Pursuant to this dictate, fighters are not allowed to ingest drinks with electrolytes after giving a pre-fight urine sample. But the NYSAC allows UFC combatants to use Bodyarmor Alkaline SportWater with “potassium-packed electrolytes.” Perhaps that’s because Bodyarmor is the “official sports drink of UFC.”
And it doesn’t stop there.
On November 1, 2019, Kelvin Gastelum weighed in for a UFC 244 match to be contested at Madison Square Garden against Darren Till. The contract weight was 186 pounds. It was widely known in the MMA community that Gastelum had been having trouble making weight. Before stepping on the scale, he stripped down completely naked and a towel was lifted in front of him to shield his genitals from public view. Then, to everyone’s surprise, his weight was announced as 184 pounds (two pounds under the contract weight).
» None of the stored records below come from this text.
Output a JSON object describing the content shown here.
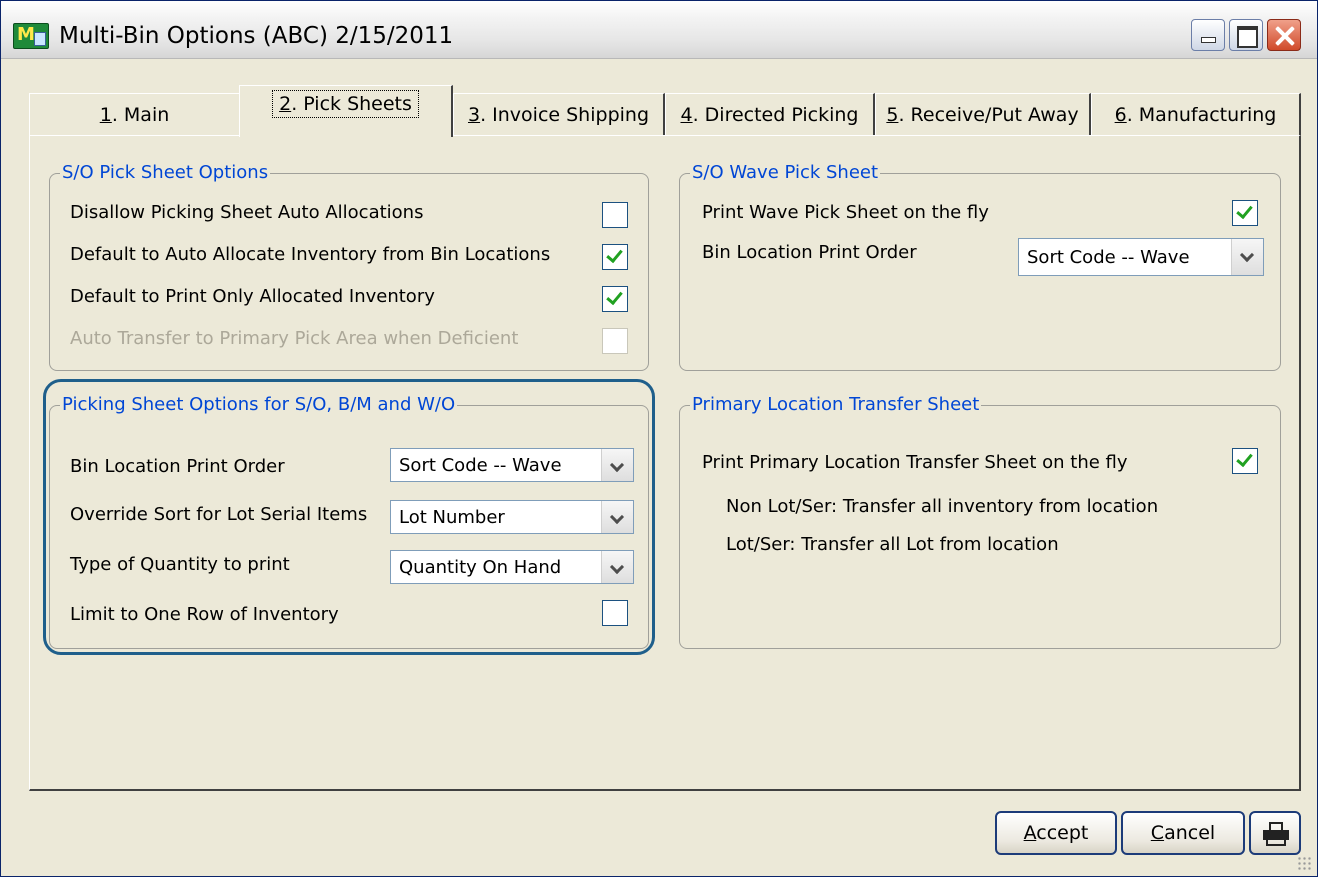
{
  "window": {
    "title": "Multi-Bin Options (ABC) 2/15/2011",
    "icon_text": "M"
  },
  "tabs": [
    {
      "num": "1",
      "rest": ". Main"
    },
    {
      "num": "2",
      "rest": ". Pick Sheets"
    },
    {
      "num": "3",
      "rest": ". Invoice Shipping"
    },
    {
      "num": "4",
      "rest": ". Directed Picking"
    },
    {
      "num": "5",
      "rest": ". Receive/Put Away"
    },
    {
      "num": "6",
      "rest": ". Manufacturing"
    }
  ],
  "active_tab": "2. Pick Sheets",
  "so_pick": {
    "title": "S/O Pick Sheet Options",
    "rows": [
      {
        "label": "Disallow Picking Sheet Auto Allocations",
        "checked": false,
        "enabled": true
      },
      {
        "label": "Default to Auto Allocate Inventory from Bin Locations",
        "checked": true,
        "enabled": true
      },
      {
        "label": "Default to Print Only Allocated Inventory",
        "checked": true,
        "enabled": true
      },
      {
        "label": "Auto Transfer to Primary Pick Area when Deficient",
        "checked": false,
        "enabled": false
      }
    ]
  },
  "picking_options": {
    "title": "Picking Sheet Options for S/O, B/M and W/O",
    "bin_order_label": "Bin Location Print Order",
    "bin_order_value": "Sort Code -- Wave",
    "override_label": "Override Sort for Lot Serial Items",
    "override_value": "Lot Number",
    "qty_label": "Type of Quantity to print",
    "qty_value": "Quantity On Hand",
    "limit_label": "Limit to One Row of Inventory",
    "limit_checked": false
  },
  "wave": {
    "title": "S/O Wave Pick Sheet",
    "print_label": "Print Wave Pick Sheet on the fly",
    "print_checked": true,
    "bin_order_label": "Bin Location Print Order",
    "bin_order_value": "Sort Code -- Wave"
  },
  "transfer": {
    "title": "Primary Location Transfer Sheet",
    "print_label": "Print Primary Location Transfer Sheet on the fly",
    "print_checked": true,
    "note1": "Non Lot/Ser: Transfer all inventory from location",
    "note2": "Lot/Ser: Transfer all Lot from location"
  },
  "buttons": {
    "accept_u": "A",
    "accept_rest": "ccept",
    "cancel_u": "C",
    "cancel_rest": "ancel",
    "print_icon": "printer-icon"
  },
  "colors": {
    "group_title": "#0046d5",
    "highlight": "#1f5f8b",
    "check": "#21a121"
  }
}
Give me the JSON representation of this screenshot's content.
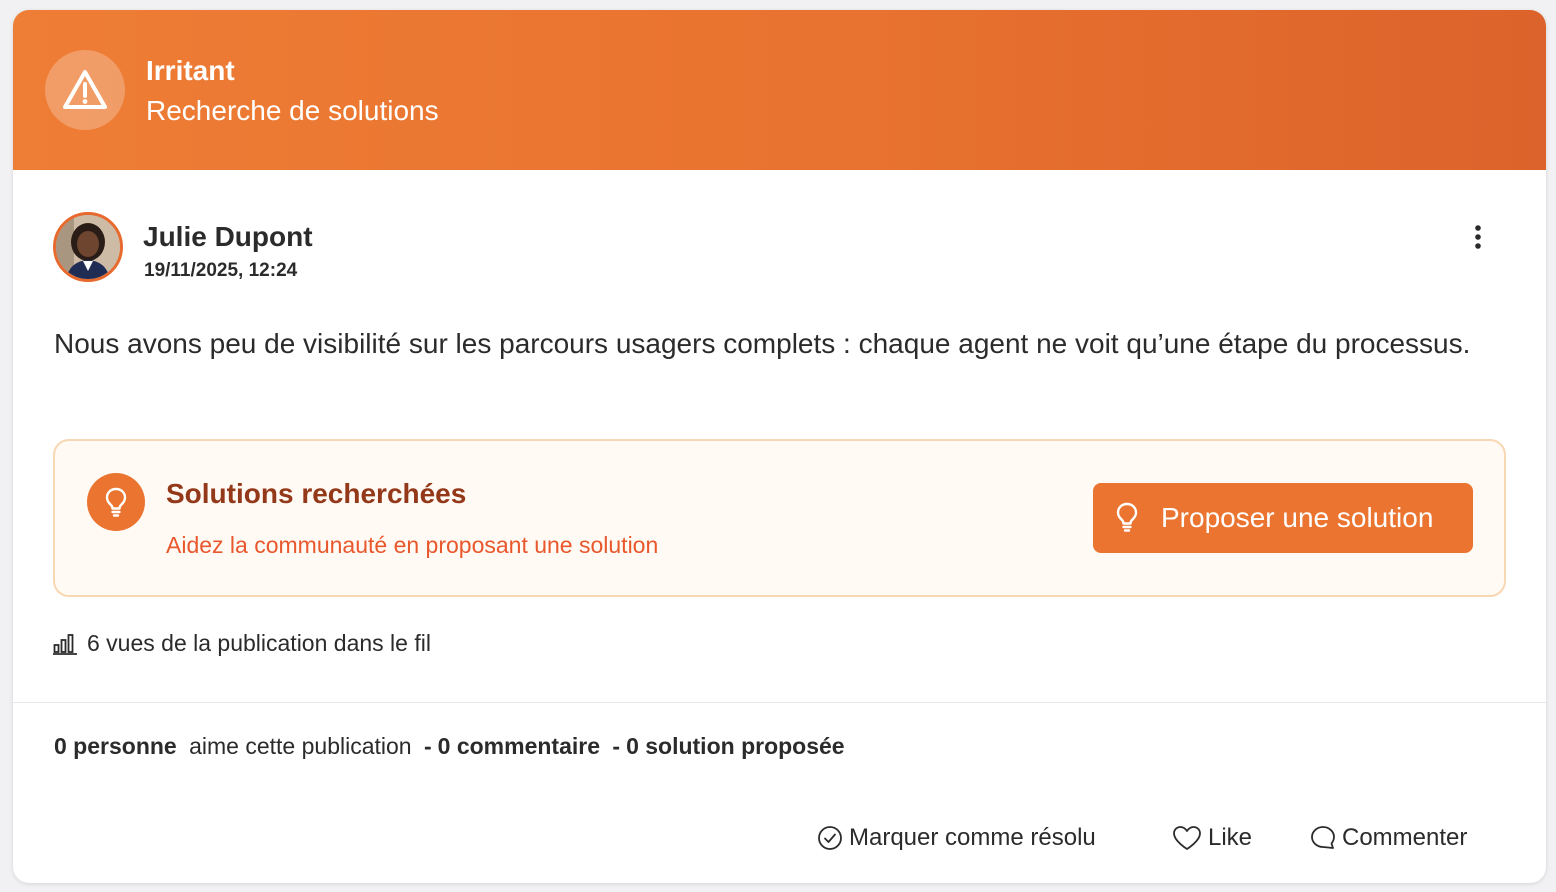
{
  "banner": {
    "title": "Irritant",
    "subtitle": "Recherche de solutions",
    "icon": "warning-triangle-icon"
  },
  "post": {
    "author": "Julie Dupont",
    "date": "19/11/2025, 12:24",
    "body": "Nous avons peu de visibilité sur les parcours usagers complets : chaque agent ne voit qu’une étape du processus."
  },
  "solutions_box": {
    "title": "Solutions recherchées",
    "subtitle": "Aidez la communauté en proposant une solution",
    "button_label": "Proposer une solution"
  },
  "views": {
    "text": "6 vues de la publication dans le fil"
  },
  "stats": {
    "likes_count": "0 personne",
    "likes_text": "aime cette publication",
    "separator": "-",
    "comments": "0 commentaire",
    "solutions": "0 solution proposée"
  },
  "actions": {
    "resolve_label": "Marquer comme résolu",
    "like_label": "Like",
    "comment_label": "Commenter"
  },
  "colors": {
    "banner_start": "#ee7d35",
    "banner_end": "#dc632b",
    "accent": "#ea7430",
    "solutions_title": "#94381a",
    "solutions_subtitle": "#e9572d"
  }
}
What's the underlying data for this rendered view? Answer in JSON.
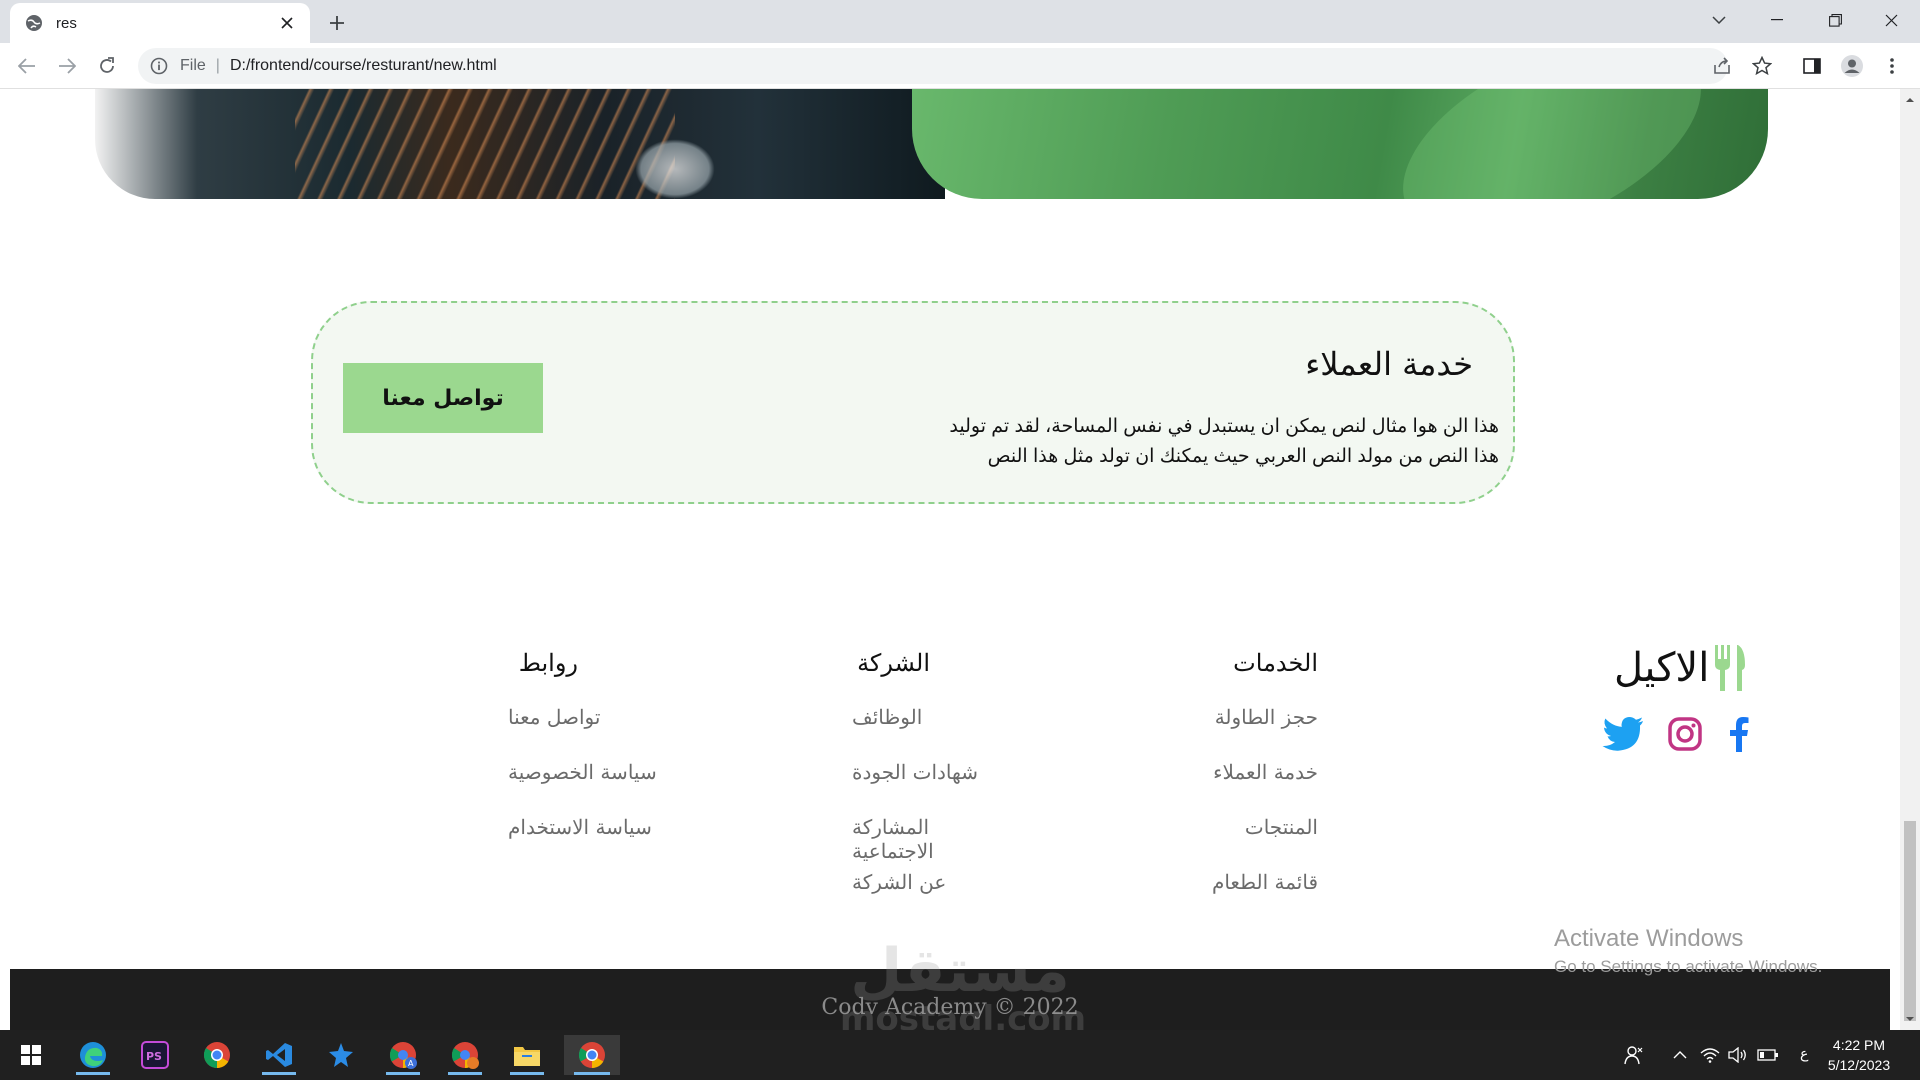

But – and this is an elephant-sized “but” – video of the weigh-in shows Gastelum resting his elbow on his coach, Rafael Cordeiro, as he stood on the scale. And the NYSAC officials conducting the weigh-in missed it.
The incident brought back memories of another UFC weigh-in. Daniel Cormier fought Anthony Johnson in a cruiserweight title bout that was the main event on an April 8, 2017, UFC 210 card at Keybank Arena in Buffalo. The UFC cruiserweight limit is 205 pounds. Cormier stripped naked at the weigh-in and, with two defenders of public decency holding a towel in front of him, weighed in at 206.2 pounds. Then, literally 143 seconds later, he returned to the scale and weighed in at 205 pounds.
How did Cormier lose 1.2 pounds in 143 seconds? Video evidence shows that, on the second weigh-in attempt, Cormier was holding onto the towel and pressing downward, an age-old con used by amateur wrestlers in poorly-regulated competitions to make weight. The following night, he won by submission over Johnson in the second round.
How did NYSAC make the same mistake twice?
In answering that question, one might note that weigh-ins for major fights in New York City are usually overseen by deputy commissioners Robert Orlando and George Ward. Orlando and Ward are retired New York City corrections officers. Each man has been with the commission for decades and knows all the tricks. But while on site and readying for the November 1 Gastelum-Till weigh-in, Orlando and Ward were advised by NYSAC executive director Kim Sumbler that they were being replaced at the scales by two less experienced commission employees who had been brought to New York City from upstate.
Six days after the fight, the NYSAC fined Gastelum and Cordeiro $1,000 and $200 respectively for “making contact” during the weigh-in. That’s not even a slap on the wrists.
According to FollowTheMoney.org, Zuffa LLC (the parent company of UFC) has given more than $160,000 in direct campaign contributions to Andrew Cuomo. Various New York state legislators of both parties have also benefited from its generosity. And the company has spent millions more on lobbying.
The manner in which the New York State Athletic Commission does business today shows inadequate respect for combat sports and the fighters who risk their lives in the ring.
Thomas Hauser’s email address is firstname.lastname@example.org. His most recent book – A Dangerous Journey: Another Year Inside Boxing – was published by the University of Arkansas Press. In 2004, the Boxing Writers Association of America honored Hauser with the Nat Fleischer Award for career excellence in boxing journalism. On June 14, 2020, he will be inducted into the International Boxing Hall of Fame.
The post Politics, Problems, and Power at the New York State Athletic Commission: Part Three appeared first on The Ring.